(Data records Opens)
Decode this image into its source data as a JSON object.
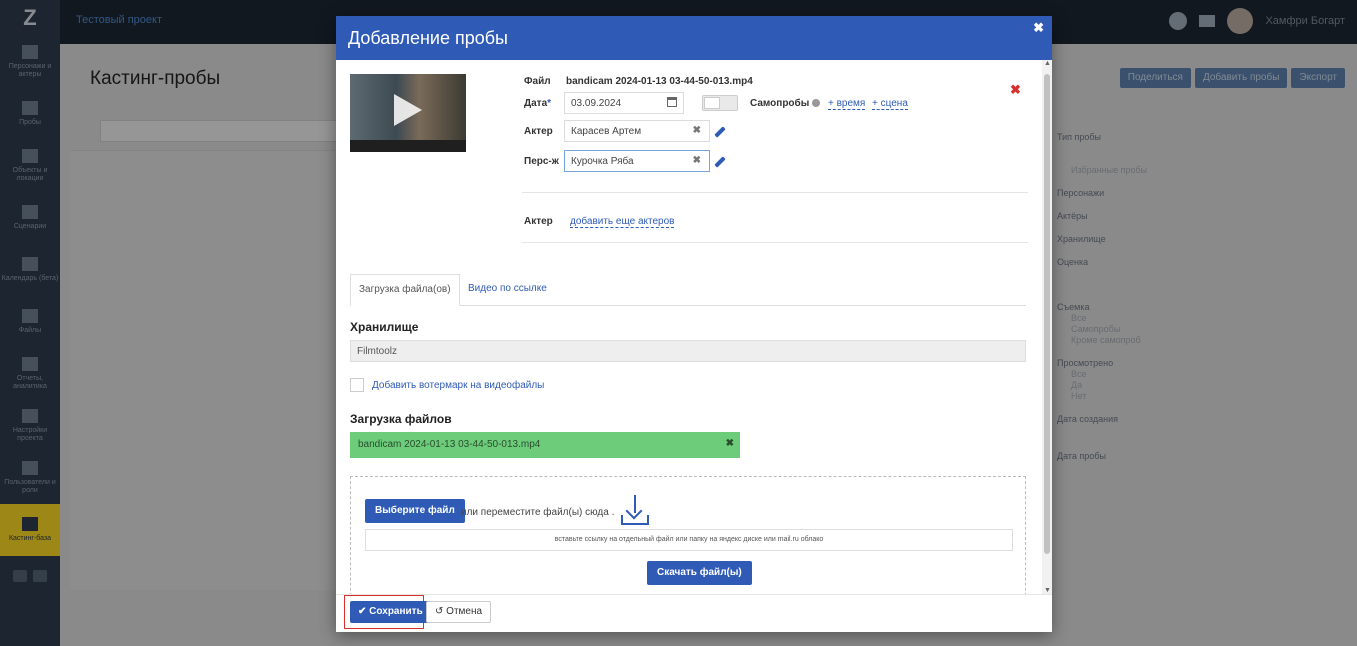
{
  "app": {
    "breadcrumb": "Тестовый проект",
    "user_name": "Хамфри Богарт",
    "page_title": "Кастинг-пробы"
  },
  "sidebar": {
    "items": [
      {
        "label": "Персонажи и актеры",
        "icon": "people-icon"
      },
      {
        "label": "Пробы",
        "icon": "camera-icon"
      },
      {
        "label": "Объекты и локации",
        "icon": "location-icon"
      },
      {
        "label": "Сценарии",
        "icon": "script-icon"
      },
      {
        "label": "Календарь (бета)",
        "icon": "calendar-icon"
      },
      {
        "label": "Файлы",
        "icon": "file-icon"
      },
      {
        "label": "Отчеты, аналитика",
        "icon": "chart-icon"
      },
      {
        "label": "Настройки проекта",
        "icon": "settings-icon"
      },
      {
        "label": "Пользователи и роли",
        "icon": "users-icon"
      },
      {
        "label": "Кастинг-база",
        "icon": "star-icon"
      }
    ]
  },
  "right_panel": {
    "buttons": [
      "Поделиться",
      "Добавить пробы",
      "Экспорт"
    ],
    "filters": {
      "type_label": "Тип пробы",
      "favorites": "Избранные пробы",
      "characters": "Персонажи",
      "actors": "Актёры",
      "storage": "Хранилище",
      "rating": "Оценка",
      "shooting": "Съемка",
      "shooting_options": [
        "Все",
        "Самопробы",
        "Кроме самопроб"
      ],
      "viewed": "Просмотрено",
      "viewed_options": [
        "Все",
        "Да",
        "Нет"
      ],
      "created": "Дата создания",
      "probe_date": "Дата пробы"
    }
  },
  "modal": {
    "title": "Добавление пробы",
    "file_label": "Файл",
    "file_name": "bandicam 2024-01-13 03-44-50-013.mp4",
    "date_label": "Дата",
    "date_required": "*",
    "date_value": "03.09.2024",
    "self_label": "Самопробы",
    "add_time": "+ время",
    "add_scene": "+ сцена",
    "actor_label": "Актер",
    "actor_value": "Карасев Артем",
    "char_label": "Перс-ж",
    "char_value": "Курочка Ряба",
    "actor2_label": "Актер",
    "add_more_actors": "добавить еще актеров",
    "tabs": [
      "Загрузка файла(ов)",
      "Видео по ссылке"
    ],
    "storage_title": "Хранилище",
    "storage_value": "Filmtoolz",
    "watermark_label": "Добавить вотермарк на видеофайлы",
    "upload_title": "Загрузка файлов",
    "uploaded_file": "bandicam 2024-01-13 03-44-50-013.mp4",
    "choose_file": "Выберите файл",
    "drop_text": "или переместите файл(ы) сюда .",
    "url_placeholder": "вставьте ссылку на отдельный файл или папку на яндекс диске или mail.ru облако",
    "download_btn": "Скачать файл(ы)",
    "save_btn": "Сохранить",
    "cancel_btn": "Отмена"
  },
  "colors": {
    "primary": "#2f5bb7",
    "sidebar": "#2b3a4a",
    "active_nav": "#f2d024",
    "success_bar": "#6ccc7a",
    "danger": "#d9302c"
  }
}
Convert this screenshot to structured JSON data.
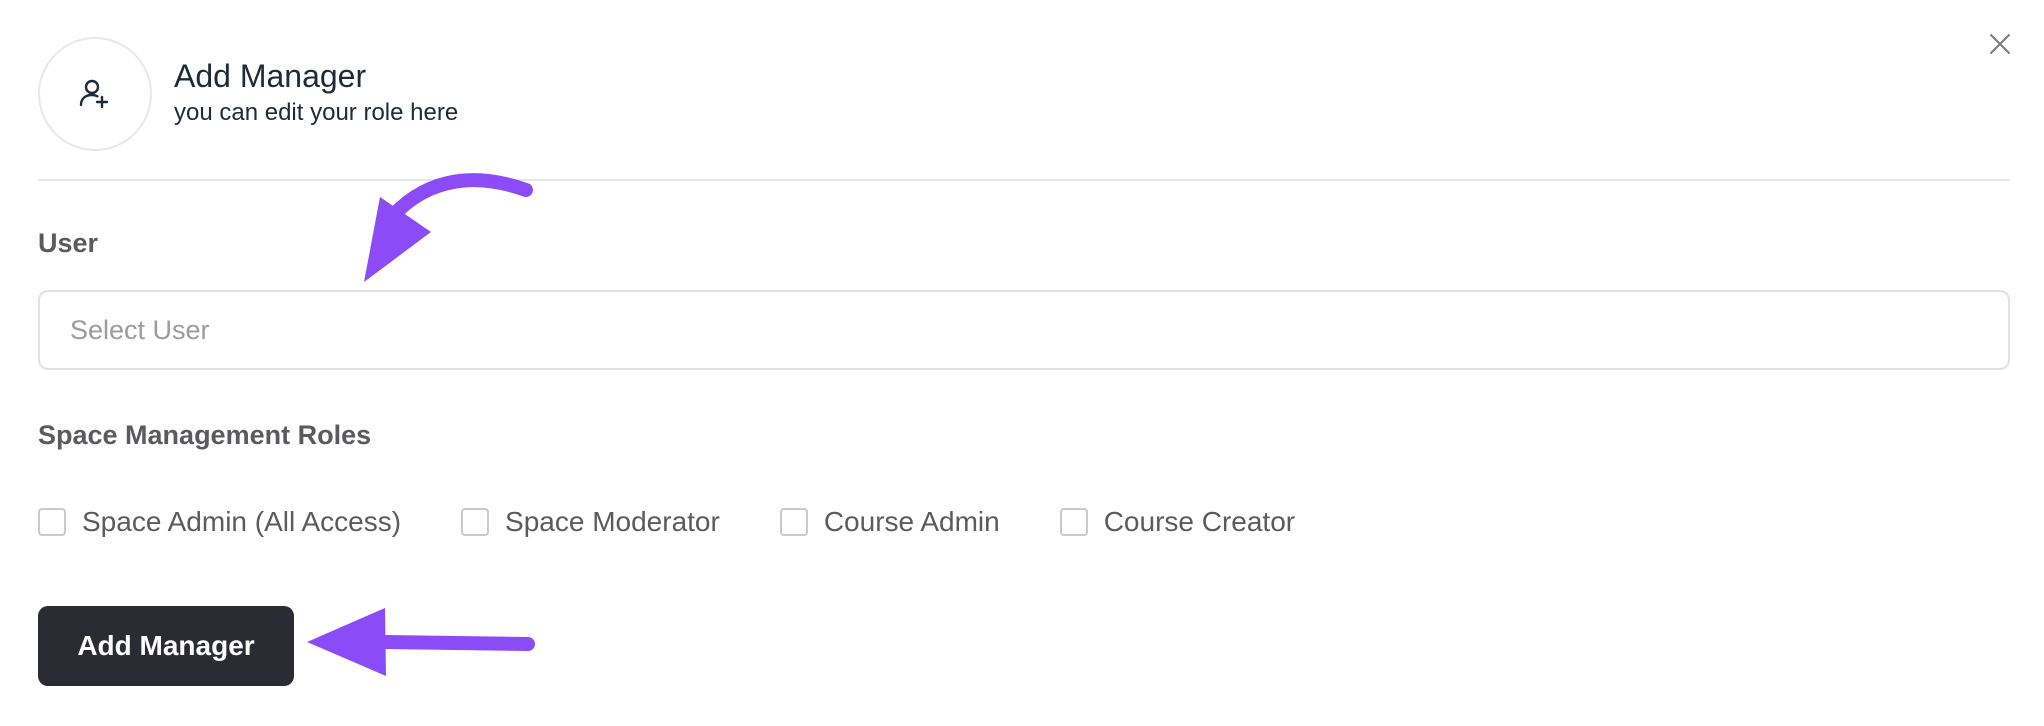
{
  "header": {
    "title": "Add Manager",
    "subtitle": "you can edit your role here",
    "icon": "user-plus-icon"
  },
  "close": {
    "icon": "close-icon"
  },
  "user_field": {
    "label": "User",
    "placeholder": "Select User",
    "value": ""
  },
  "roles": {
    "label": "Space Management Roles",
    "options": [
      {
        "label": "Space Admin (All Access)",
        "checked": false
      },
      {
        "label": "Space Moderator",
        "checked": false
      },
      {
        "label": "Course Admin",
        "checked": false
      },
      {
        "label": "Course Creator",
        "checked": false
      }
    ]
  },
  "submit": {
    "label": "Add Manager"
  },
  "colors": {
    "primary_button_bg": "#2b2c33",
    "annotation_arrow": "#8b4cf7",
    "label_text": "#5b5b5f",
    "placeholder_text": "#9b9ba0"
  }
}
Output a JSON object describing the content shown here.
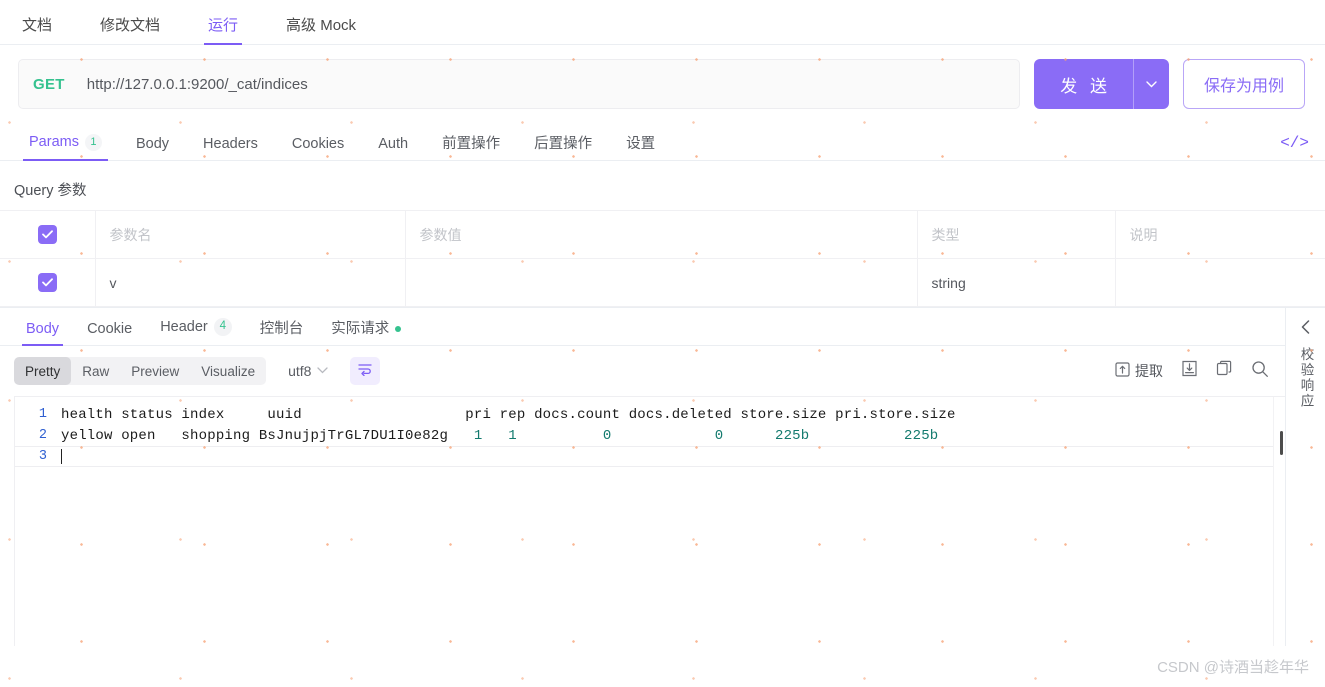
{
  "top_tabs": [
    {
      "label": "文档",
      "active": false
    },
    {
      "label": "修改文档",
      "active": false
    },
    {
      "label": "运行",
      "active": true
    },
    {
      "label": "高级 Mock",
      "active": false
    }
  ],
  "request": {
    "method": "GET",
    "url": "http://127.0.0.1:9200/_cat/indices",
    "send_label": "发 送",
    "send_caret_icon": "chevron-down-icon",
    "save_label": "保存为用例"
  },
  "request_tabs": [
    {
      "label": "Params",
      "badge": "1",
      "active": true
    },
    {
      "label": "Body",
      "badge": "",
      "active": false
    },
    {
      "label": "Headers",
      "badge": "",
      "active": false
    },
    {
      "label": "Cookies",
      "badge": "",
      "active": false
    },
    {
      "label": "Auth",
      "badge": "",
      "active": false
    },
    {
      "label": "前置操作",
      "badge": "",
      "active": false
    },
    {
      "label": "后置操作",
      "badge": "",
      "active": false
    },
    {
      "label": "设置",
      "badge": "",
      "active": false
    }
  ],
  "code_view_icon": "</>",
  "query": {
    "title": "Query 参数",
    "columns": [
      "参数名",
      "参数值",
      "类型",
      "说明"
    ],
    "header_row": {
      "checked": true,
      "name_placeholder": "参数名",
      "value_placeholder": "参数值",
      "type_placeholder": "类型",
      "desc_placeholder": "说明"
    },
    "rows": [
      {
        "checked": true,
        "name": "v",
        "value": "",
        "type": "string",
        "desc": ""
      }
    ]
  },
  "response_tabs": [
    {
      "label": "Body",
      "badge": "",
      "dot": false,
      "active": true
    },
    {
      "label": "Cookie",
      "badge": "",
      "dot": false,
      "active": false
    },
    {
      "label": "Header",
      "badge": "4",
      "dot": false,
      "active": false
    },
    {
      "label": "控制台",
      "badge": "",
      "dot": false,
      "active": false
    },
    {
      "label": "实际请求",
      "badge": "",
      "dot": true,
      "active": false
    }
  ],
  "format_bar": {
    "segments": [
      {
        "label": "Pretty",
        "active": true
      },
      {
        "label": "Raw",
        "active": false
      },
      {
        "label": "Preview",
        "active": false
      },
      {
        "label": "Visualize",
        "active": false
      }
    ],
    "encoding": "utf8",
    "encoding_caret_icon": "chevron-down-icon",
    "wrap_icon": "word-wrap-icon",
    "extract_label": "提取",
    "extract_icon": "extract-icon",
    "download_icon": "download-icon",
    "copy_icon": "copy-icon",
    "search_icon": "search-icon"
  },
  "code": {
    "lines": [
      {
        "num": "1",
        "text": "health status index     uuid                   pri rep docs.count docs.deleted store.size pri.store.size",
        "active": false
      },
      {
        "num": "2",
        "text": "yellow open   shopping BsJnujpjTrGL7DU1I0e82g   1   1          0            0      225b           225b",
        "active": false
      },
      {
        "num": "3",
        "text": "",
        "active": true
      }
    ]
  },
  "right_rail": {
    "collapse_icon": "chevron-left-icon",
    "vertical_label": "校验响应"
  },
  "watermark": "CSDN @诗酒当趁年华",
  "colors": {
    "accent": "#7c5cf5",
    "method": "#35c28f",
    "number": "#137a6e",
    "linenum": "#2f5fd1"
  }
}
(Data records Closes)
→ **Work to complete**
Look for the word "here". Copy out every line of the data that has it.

→ **Written solution**
    "subtitle": "you can edit your role here",
Output a JSON object describing the content shown here.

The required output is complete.